▶ ACTIVITY
An exact reproduction of the entries is needed. Keep all pictures out of it.

[[ SUPPLIED DATA, beginning ]]

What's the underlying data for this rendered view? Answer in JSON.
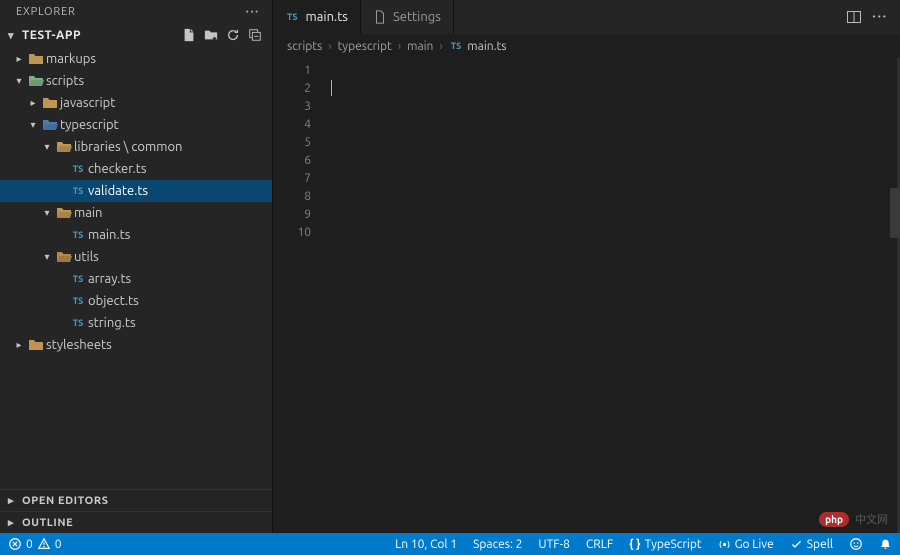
{
  "explorer": {
    "title": "EXPLORER",
    "project": "TEST-APP",
    "actions": {
      "new_file": "new-file",
      "new_folder": "new-folder",
      "refresh": "refresh",
      "collapse": "collapse-all"
    },
    "tree": [
      {
        "kind": "folder",
        "label": "markups",
        "depth": 0,
        "expanded": false,
        "icon": "folder"
      },
      {
        "kind": "folder",
        "label": "scripts",
        "depth": 0,
        "expanded": true,
        "icon": "folder-src"
      },
      {
        "kind": "folder",
        "label": "javascript",
        "depth": 1,
        "expanded": false,
        "icon": "folder"
      },
      {
        "kind": "folder",
        "label": "typescript",
        "depth": 1,
        "expanded": true,
        "icon": "folder-ts"
      },
      {
        "kind": "folder",
        "label": "libraries \\ common",
        "depth": 2,
        "expanded": true,
        "icon": "folder"
      },
      {
        "kind": "file",
        "label": "checker.ts",
        "depth": 3,
        "icon": "ts"
      },
      {
        "kind": "file",
        "label": "validate.ts",
        "depth": 3,
        "icon": "ts",
        "selected": true
      },
      {
        "kind": "folder",
        "label": "main",
        "depth": 2,
        "expanded": true,
        "icon": "folder"
      },
      {
        "kind": "file",
        "label": "main.ts",
        "depth": 3,
        "icon": "ts"
      },
      {
        "kind": "folder",
        "label": "utils",
        "depth": 2,
        "expanded": true,
        "icon": "folder-util"
      },
      {
        "kind": "file",
        "label": "array.ts",
        "depth": 3,
        "icon": "ts"
      },
      {
        "kind": "file",
        "label": "object.ts",
        "depth": 3,
        "icon": "ts"
      },
      {
        "kind": "file",
        "label": "string.ts",
        "depth": 3,
        "icon": "ts"
      },
      {
        "kind": "folder",
        "label": "stylesheets",
        "depth": 0,
        "expanded": false,
        "icon": "folder"
      }
    ],
    "sections": {
      "open_editors": "OPEN EDITORS",
      "outline": "OUTLINE"
    }
  },
  "tabs": [
    {
      "label": "main.ts",
      "icon": "ts",
      "active": true
    },
    {
      "label": "Settings",
      "icon": "file",
      "active": false
    }
  ],
  "breadcrumbs": {
    "parts": [
      "scripts",
      "typescript",
      "main"
    ],
    "file": {
      "icon": "ts",
      "label": "main.ts"
    }
  },
  "editor": {
    "line_count": 10
  },
  "status": {
    "errors": "0",
    "warnings": "0",
    "ln_col": "Ln 10, Col 1",
    "spaces": "Spaces: 2",
    "encoding": "UTF-8",
    "eol": "CRLF",
    "language": "TypeScript",
    "golive": "Go Live",
    "spell": "Spell",
    "feedback_icon": "feedback",
    "bell_icon": "notifications"
  },
  "watermark": {
    "badge": "php",
    "text": "中文网"
  }
}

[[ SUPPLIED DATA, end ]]

▶ RESULT FOR THIS TASK
What's the underlying data for this rendered view? Answer in JSON.
{
  "explorer": {
    "title": "EXPLORER",
    "project": "TEST-APP",
    "actions": {
      "new_file": "new-file",
      "new_folder": "new-folder",
      "refresh": "refresh",
      "collapse": "collapse-all"
    },
    "tree": [
      {
        "kind": "folder",
        "label": "markups",
        "depth": 0,
        "expanded": false,
        "icon": "folder"
      },
      {
        "kind": "folder",
        "label": "scripts",
        "depth": 0,
        "expanded": true,
        "icon": "folder-src"
      },
      {
        "kind": "folder",
        "label": "javascript",
        "depth": 1,
        "expanded": false,
        "icon": "folder"
      },
      {
        "kind": "folder",
        "label": "typescript",
        "depth": 1,
        "expanded": true,
        "icon": "folder-ts"
      },
      {
        "kind": "folder",
        "label": "libraries \\ common",
        "depth": 2,
        "expanded": true,
        "icon": "folder"
      },
      {
        "kind": "file",
        "label": "checker.ts",
        "depth": 3,
        "icon": "ts"
      },
      {
        "kind": "file",
        "label": "validate.ts",
        "depth": 3,
        "icon": "ts",
        "selected": true
      },
      {
        "kind": "folder",
        "label": "main",
        "depth": 2,
        "expanded": true,
        "icon": "folder"
      },
      {
        "kind": "file",
        "label": "main.ts",
        "depth": 3,
        "icon": "ts"
      },
      {
        "kind": "folder",
        "label": "utils",
        "depth": 2,
        "expanded": true,
        "icon": "folder-util"
      },
      {
        "kind": "file",
        "label": "array.ts",
        "depth": 3,
        "icon": "ts"
      },
      {
        "kind": "file",
        "label": "object.ts",
        "depth": 3,
        "icon": "ts"
      },
      {
        "kind": "file",
        "label": "string.ts",
        "depth": 3,
        "icon": "ts"
      },
      {
        "kind": "folder",
        "label": "stylesheets",
        "depth": 0,
        "expanded": false,
        "icon": "folder"
      }
    ],
    "sections": {
      "open_editors": "OPEN EDITORS",
      "outline": "OUTLINE"
    }
  },
  "tabs": [
    {
      "label": "main.ts",
      "icon": "ts",
      "active": true
    },
    {
      "label": "Settings",
      "icon": "file",
      "active": false
    }
  ],
  "breadcrumbs": {
    "parts": [
      "scripts",
      "typescript",
      "main"
    ],
    "file": {
      "icon": "ts",
      "label": "main.ts"
    }
  },
  "editor": {
    "line_count": 10
  },
  "status": {
    "errors": "0",
    "warnings": "0",
    "ln_col": "Ln 10, Col 1",
    "spaces": "Spaces: 2",
    "encoding": "UTF-8",
    "eol": "CRLF",
    "language": "TypeScript",
    "golive": "Go Live",
    "spell": "Spell",
    "feedback_icon": "feedback",
    "bell_icon": "notifications"
  },
  "watermark": {
    "badge": "php",
    "text": "中文网"
  }
}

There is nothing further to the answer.